CPJ asks India to release detained Kashmiri journalist Qazi Shibli

NEW YORK, July 19 (APP): The Committee to Protect Journalists, an independent watchdog body, has called on authorities in Indian occupied Jammu and Kashmir to stop harassing and obstructing the media, and lift the ban on newspaper operations.

The ban on newspapers came on top of the shutdown of cable TV operators and private cellphone service, actions imposed by the Indian government as it struggles to control angry street protests against the killing of a popular Kashmiri leader 11 days ago.

Police raided newspaper offices in Srinagar early on the morning of July 16, halting printing presses, confiscating printed papers due for delivery, and briefly detaining printing and delivery staff, according to news reports. Publications including Greater Kashmir, Rising Kashmir, Daily Kashmir Images, Kashmir Observer, and Kashmir Reader have been affected, making it harder to access current and accurate information.

“The Indian government should immediately lift its ban on newspaper operations and restore the free flow of information,” Steven Butler, CPJ’s Asia programme coordinator, said in a statement on Monday. “It’s obvious that Kashmir’s longstanding difficulties have nothing to do with the operation of a free press, and that preventing professional journalists from doing their jobs can only make the situation worse.”

The crackdown on the press follows a period of unrest in Kashmir, marked by the July 8 killing of separatist leader Burhan Wani.

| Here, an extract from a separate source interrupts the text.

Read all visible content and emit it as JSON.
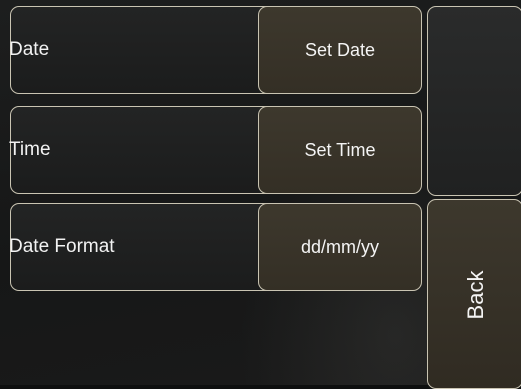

Protesters have defied a curfew imposed by authorities, and daily clashes with police have left at least 44 people dead, according to news reports.

The newspaper ban may last at least until Wednesday, a government official told editors, according to the reports.
“Kashmir gagged,” said the headline in the Indian Express newspaper on Sunday in New Delhi. On Sunday, the Indian Journalists Union said this was “unacceptable in a democracy.”

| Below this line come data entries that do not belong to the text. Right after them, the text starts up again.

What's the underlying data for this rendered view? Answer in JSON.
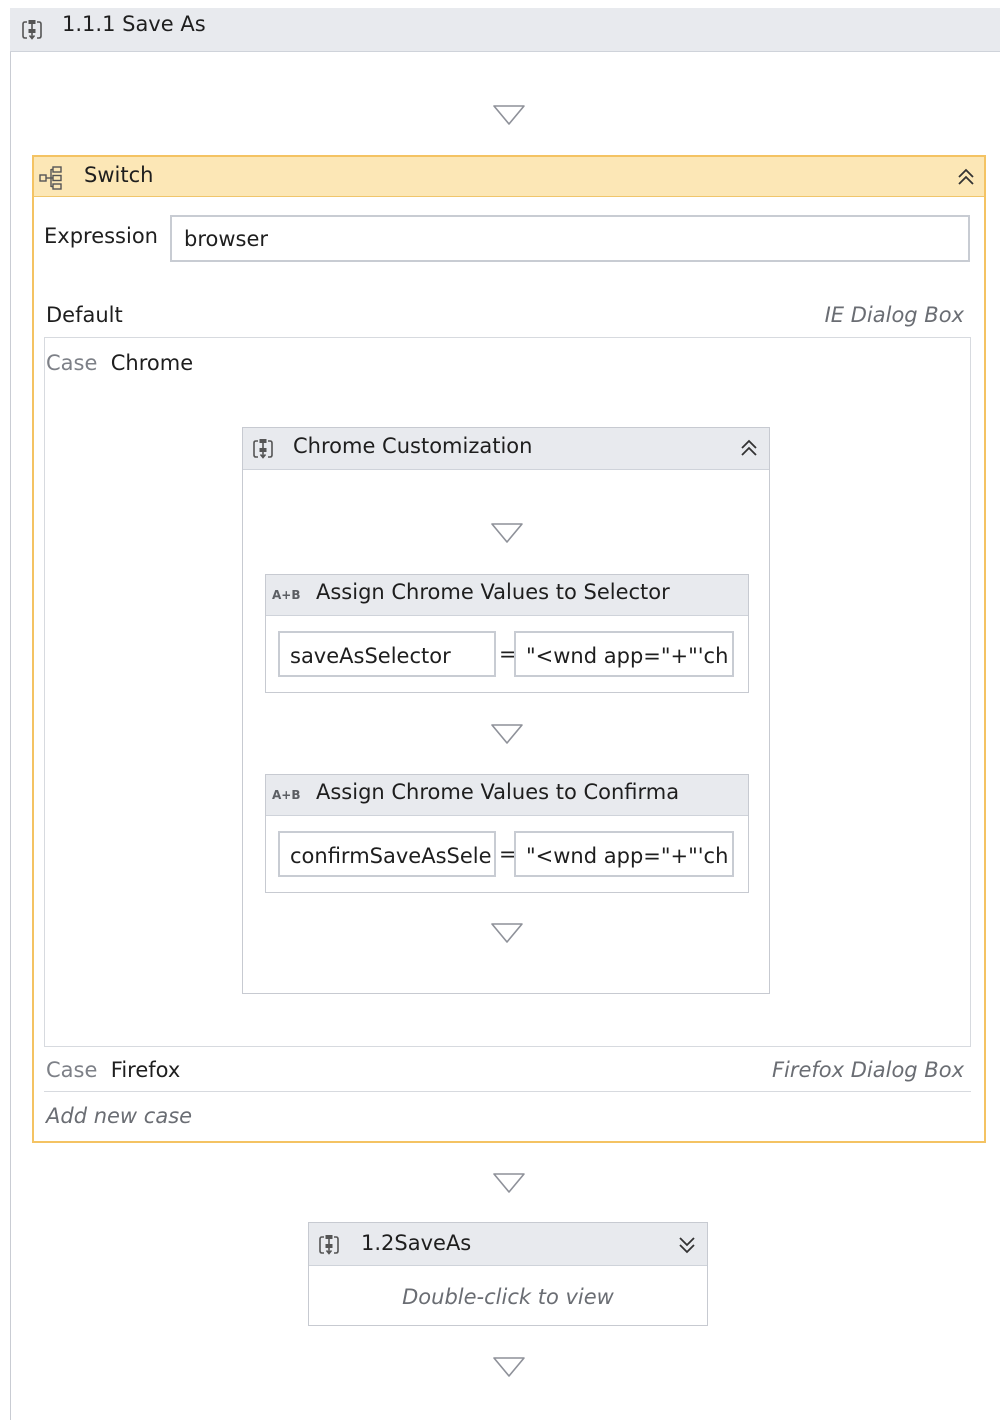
{
  "outer": {
    "title": "1.1.1 Save As"
  },
  "switch": {
    "title": "Switch",
    "expression_label": "Expression",
    "expression_value": "browser",
    "default_label": "Default",
    "default_target": "IE Dialog Box",
    "case_word": "Case",
    "cases": [
      {
        "name": "Chrome"
      },
      {
        "name": "Firefox",
        "target": "Firefox Dialog Box"
      }
    ],
    "add_case": "Add new case"
  },
  "chrome_sequence": {
    "title": "Chrome Customization",
    "assigns": [
      {
        "icon_text": "A+B",
        "title": "Assign Chrome Values to Selector",
        "lhs": "saveAsSelector",
        "eq": "=",
        "rhs": "\"<wnd app=\"+\"'ch"
      },
      {
        "icon_text": "A+B",
        "title": "Assign Chrome Values to Confirma",
        "lhs": "confirmSaveAsSele",
        "eq": "=",
        "rhs": "\"<wnd app=\"+\"'ch"
      }
    ]
  },
  "next_activity": {
    "title": "1.2SaveAs",
    "hint": "Double-click to view"
  },
  "colors": {
    "switch_border": "#f4c363",
    "switch_header": "#fce7b6",
    "header_gray": "#e8eaee",
    "drop_arrow": "#8e9199"
  },
  "icons": [
    "sequence-icon",
    "switch-icon",
    "collapse-icon",
    "expand-icon",
    "drop-arrow-icon"
  ]
}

Meanwhile, Human Rights Watch has called on Indian authorities to credibly and impartially investigate police use of force during protests in Jammu and Kashmir state.

Since the killing of Burhan, demonstrations have occurred in various parts of the state in which protesters have hurled rocks. State security forces have responded by firing pellet guns, teargas, and live ammunition.

“Rock-throwing at demonstrations is serious but does not provide police a free pass to use force against protesters,” Meenakshi Ganguly, South Asia director at Human Rights Watch, said. “The Indian authorities need to send a clear message that lethal force is only an option when a life is at imminent risk, and those misusing force will be held accountable.”

“A major grievance of those protesting in Kashmir is the failure of authorities to respect basic human rights,” Ganguly said. “Ensuring that rights are protected and prosecuting those responsible for abuses would be an important first step.”